Install smoke alarms on each level of a home, as well as inside every bedroom and just outside of sleeping areas and test once each month.
Make a fire escape plan, discuss it with each family member, and practice evacuating your home twice each year.
If a fire breaks out in a home, get out of the house, don't go back for any reason, and call the fire department.
Keep matches and lighters out of reach of children.
Preparing and Preventing a Home Fire
Always monitor and supervise cooking in the kitchen. Kitchen fires are the most prevalent type of fire in the home.
Use heating devices carefully to prevent accidents. Supervision of these devices is usually required for safety.
Wiring incidents such as sparking and arcing can cause home fires. Installing arc fault circuit interrupters can provide fire protection in the home.
Use care with electrical items in the home. Do not place cords under rugs, and do not use damaged cords.
Don't use extension cords to overload outlets and electrical circuits, because this is a fire hazard.
Replace smoke alarms every 10 years to ensure they remain in proper working order.
Smoke alarms should have some type of certification of independent testing, such as a label from the Underwriters' Laboratories.
For full fire protection, install smoke alarms that utilize ionization technology and photoelectric detection technology.
Install smoke alarms on the ceiling or on the upper wall, away from forced air registers.
Use a vacuum cleaner brush attachment to clean a smoke alarm when you change the batteries.
Home Fire Escape Plans
Draw a full map of your home that includes all doors and windows. Talk about all escape options with your family so everyone is familiar with the options.
Every family member should know at least two ways to get out of every room in the home.
Make special provisions for any family members, such as children or the elderly, who will need help escaping a home fire.
In a home fire, the rooms will usually fill with smoke. The smoke reduces visibility and can also cause people to become disoriented, which could lead people to become lost or trapped in their home.

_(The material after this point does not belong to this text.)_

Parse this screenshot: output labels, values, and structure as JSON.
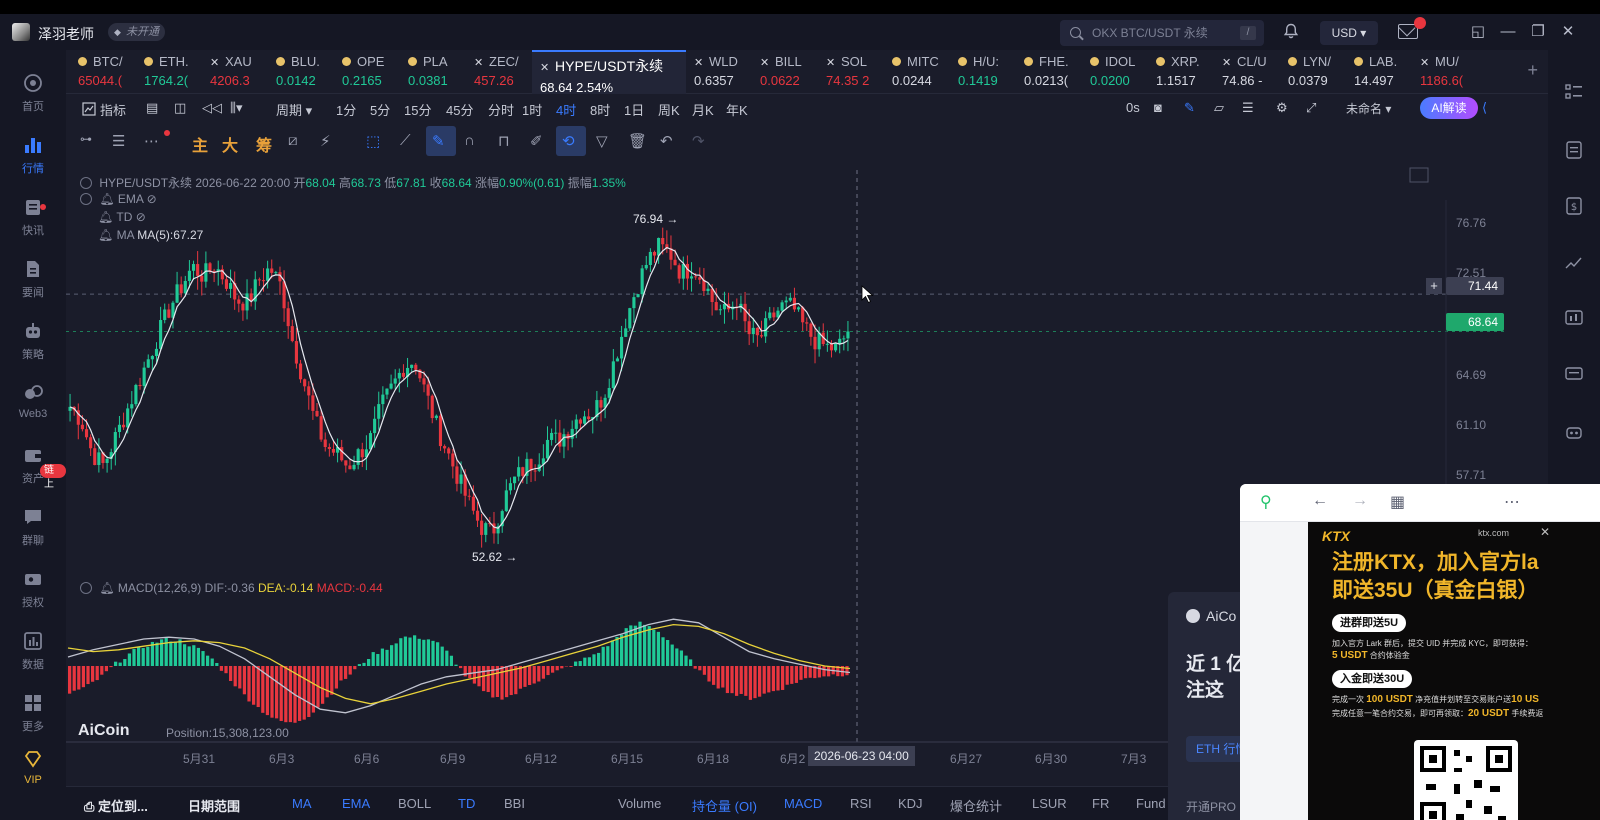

This is why home escape plans are so important.
Choose a meeting place for the family to gather after escaping a home fire so you can make sure that everyone is safe.
Clear the area around the stove to make sure that flammable items such as potholders and towels do not catch on fire.
If you decide to fight a kitchen fire, have others leave the house and clear an escape route for yourself.
Keep surfaces clean in the kitchen, because accumulation of grease can be a fire hazard.
If a fire happens inside the oven, turn it off and keep the door closed.
Remove loose clothing or keep it contained while cooking, because these items can catch on fire.
Don't try to rush the cooking process by cooking foods at higher temperatures. Exceeding recommended cooking temperature can be a fire hazard.
Carbon Monoxide Safety
Carbon monoxide can accumulate in a home, and it can be lethal if inhaled in high concentrations.
Carbon monoxide has no odor or color, so it can be present in the air without you realizing it is there.
Symptoms of carbon monoxide poisoning include dizziness, headache, nausea, vomiting, confusion, and chest pain.
Furnaces and fireplaces can be a source of dangerous carbon monoxide that can accumulate indoors.
Because you can't smell or see carbon monoxide, you must install carbon monoxide detectors in your home to keep your family safe.
Miscellaneous Fire Safety Tips
If you are evacuating a home in a fire, always feel a door before you open it. If the door is warm, do not open it.
Take only items that are easily accessible in a fire. Don't spend time trying to retrieve other items.
Teach children never to play with lighters and matches, and keep these items out of reach.
Never leave candles unattended. If you leave a room, blow out a candle before you exit.
When evacuating a fire, close doors behind you. This may help contain the fire.